But the business never prospered as expected and in 1919 his family life was thrown into turmoil with the rapid deterioration in the health of his wife, Mabel.
A condition that had at one stage been diagnosed by her doctor as 'the change of life' was giving huge cause for concern. There was severe sickness and diarrhoea.
Poor Mrs Greenwood was convinced that the culprit was 'the gooseberry tart' because 'it always disagrees with me'.
But this was far more than a 'disagreement', for Mrs Greenwood fell into a coma and died at about 3.30am on Monday, June 16, 1919.
Before long, tongues began to wag in the Welsh community. All sorts of tales were being spread about the deceased's last few days and there was even the occasional mention of the word 'murder'.
And the rumours became rampant when Greenwood proposed to two women in the space of a couple of days only four months after poor Mabel's demise!
The woman he married was a Gladys Jones and their new life together suffered an horrendous start.
The staging of an inquest and the exhumation of his first wife's body were not the sort of wedding presents one welcomes.
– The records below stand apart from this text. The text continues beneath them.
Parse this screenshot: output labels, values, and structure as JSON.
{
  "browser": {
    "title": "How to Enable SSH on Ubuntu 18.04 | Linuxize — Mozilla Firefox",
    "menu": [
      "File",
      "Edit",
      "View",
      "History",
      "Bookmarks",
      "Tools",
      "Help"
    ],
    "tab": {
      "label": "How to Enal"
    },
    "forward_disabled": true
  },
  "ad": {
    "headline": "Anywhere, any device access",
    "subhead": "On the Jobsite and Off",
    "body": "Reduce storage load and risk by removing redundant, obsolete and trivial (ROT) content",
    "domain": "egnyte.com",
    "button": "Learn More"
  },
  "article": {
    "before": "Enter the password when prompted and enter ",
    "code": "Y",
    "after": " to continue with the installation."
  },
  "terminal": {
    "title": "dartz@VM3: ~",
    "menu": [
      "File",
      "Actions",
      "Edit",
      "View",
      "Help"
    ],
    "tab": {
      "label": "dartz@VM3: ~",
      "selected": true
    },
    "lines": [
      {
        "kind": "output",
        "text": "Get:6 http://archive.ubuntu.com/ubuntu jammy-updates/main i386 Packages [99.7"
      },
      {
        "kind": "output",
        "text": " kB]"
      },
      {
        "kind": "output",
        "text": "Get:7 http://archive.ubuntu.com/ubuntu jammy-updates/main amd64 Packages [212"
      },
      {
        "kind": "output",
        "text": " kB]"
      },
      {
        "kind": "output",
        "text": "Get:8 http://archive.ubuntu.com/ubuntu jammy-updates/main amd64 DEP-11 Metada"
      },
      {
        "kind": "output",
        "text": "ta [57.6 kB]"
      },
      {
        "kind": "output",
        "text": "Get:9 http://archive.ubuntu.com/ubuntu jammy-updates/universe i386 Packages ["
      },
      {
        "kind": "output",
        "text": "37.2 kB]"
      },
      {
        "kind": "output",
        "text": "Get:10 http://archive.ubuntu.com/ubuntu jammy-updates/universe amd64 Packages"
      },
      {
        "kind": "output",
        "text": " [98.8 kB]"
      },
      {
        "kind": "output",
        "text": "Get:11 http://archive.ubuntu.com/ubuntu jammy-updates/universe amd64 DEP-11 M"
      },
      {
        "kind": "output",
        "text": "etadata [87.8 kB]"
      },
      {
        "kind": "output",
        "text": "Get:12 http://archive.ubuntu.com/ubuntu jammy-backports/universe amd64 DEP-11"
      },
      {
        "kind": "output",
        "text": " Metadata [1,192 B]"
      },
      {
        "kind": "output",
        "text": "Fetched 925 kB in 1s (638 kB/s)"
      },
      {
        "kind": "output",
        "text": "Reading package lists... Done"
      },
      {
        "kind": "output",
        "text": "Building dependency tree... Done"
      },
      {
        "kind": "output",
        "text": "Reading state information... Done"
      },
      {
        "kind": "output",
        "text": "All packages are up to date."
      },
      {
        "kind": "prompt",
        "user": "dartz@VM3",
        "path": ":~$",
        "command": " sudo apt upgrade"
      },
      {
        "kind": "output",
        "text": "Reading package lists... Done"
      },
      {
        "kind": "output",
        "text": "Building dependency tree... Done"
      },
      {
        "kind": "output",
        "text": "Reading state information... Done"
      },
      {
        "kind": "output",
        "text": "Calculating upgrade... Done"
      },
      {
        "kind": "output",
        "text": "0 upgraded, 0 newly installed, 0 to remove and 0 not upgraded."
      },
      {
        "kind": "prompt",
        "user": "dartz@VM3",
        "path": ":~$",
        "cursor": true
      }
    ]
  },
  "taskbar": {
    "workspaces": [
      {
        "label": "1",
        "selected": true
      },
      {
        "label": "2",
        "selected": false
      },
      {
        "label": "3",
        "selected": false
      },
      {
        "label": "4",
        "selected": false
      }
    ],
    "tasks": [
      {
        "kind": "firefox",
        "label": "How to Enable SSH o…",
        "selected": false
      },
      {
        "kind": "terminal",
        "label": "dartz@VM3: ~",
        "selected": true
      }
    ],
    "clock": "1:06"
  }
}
And the many who witnessed the betrothal with disgust had their suspicions of foul play fuelled by the discovery of a large amount of arsenic in the first Mrs Greenwood.
Who administered the poison? George Jones, the inquest jury foreman was unequivocal that the man responsible was the one who had been transformed from widower to groom in so short a period of time.
There followed a classic murder trial, which began with Greenwood being surrounded by mounted police on his way from jail to courtroom with the baying of hatred coming from an angry crowd of onlookers.
The prosecution sought to show that Greenwood had placed weed-killer in a bottle of Burgundy quaffed by the ill-fated Mabel over lunch on June 15, 1919.
A family maid, Hannah Williams, declared on oath that Greenwood had spent half an hour in the pantry before that last lunch, obviously implying that he was adding a fatal ingredient to the Burgundy.
But brilliant barrister Marshall Hare, defending Greenwood, tore her evidence to pieces and then came a vital disclosure.
The Greenwoods' daughter, Irene, said she had drunk wine from the same bottle as her mother, with no ill effect.
The jury debated matters for two-and-a-half hours and eventually reported to the judge this statement. 'We are satisfied on the evidence of this case that a dangerous dose of arsenic was administered to Mabel Greenwood on Sunday, June 15, 1919. But we are not satisfied that this was the immediate cause of death. The evidence before us is insufficient and does not conclusively satisfy us as to how and by whom the arsenic was administered. We therefore return a verdict of not guilty.'
Harold Greenwood was a free man, but life for him in that Welsh community could never be the same again. It was said he had become a social leper.
The jury's 'not guilty' verdict on Greenwood saw the national fervour for news about him slowly subside and he died a largely forgotten figure.
How different it was for another solicitor accused of poisoning his wife. Major Herbert Rowse Armstrong from Hay-on-Wye was convicted at Hereford and hanged at Gloucester.
He will forever feature in the hall of notoriety as a murderer, a fate spared the man who became Herefordshire's 'Mr Pilkthgton'.